PROBLEM TO WORK ON:
Which lines in the data below contain the word "icon"? Copy each of them.

[Items from an interface collection]
——————

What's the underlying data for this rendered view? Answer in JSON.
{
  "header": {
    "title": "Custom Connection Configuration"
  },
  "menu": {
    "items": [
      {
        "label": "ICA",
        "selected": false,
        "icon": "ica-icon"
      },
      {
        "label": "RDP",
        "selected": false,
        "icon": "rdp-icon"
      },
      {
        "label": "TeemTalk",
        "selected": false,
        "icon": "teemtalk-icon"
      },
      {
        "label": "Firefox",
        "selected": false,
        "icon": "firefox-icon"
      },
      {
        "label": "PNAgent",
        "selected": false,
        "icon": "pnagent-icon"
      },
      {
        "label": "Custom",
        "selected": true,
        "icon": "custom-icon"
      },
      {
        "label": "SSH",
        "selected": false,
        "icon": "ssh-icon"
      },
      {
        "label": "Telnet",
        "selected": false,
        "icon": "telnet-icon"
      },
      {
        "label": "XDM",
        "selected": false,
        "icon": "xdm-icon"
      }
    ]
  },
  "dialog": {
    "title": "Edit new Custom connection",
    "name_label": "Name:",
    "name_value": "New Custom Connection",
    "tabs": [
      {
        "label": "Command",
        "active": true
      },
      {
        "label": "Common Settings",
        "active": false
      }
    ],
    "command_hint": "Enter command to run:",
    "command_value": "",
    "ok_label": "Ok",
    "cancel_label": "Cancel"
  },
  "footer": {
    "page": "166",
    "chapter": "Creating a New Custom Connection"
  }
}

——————

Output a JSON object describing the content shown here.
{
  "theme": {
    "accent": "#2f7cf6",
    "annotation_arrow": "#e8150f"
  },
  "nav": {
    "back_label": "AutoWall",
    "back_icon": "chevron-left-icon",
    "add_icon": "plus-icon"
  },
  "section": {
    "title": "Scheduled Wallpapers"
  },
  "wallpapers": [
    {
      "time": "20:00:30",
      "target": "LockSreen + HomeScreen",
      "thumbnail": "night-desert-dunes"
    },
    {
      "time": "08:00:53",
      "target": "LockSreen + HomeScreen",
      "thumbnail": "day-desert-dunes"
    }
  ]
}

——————

ANSWER TO THIS TASK:
        "icon": "ica-icon"
        "icon": "rdp-icon"
        "icon": "teemtalk-icon"
        "icon": "firefox-icon"
        "icon": "pnagent-icon"
        "icon": "custom-icon"
        "icon": "ssh-icon"
        "icon": "telnet-icon"
        "icon": "xdm-icon"
    "back_icon": "chevron-left-icon",
    "add_icon": "plus-icon"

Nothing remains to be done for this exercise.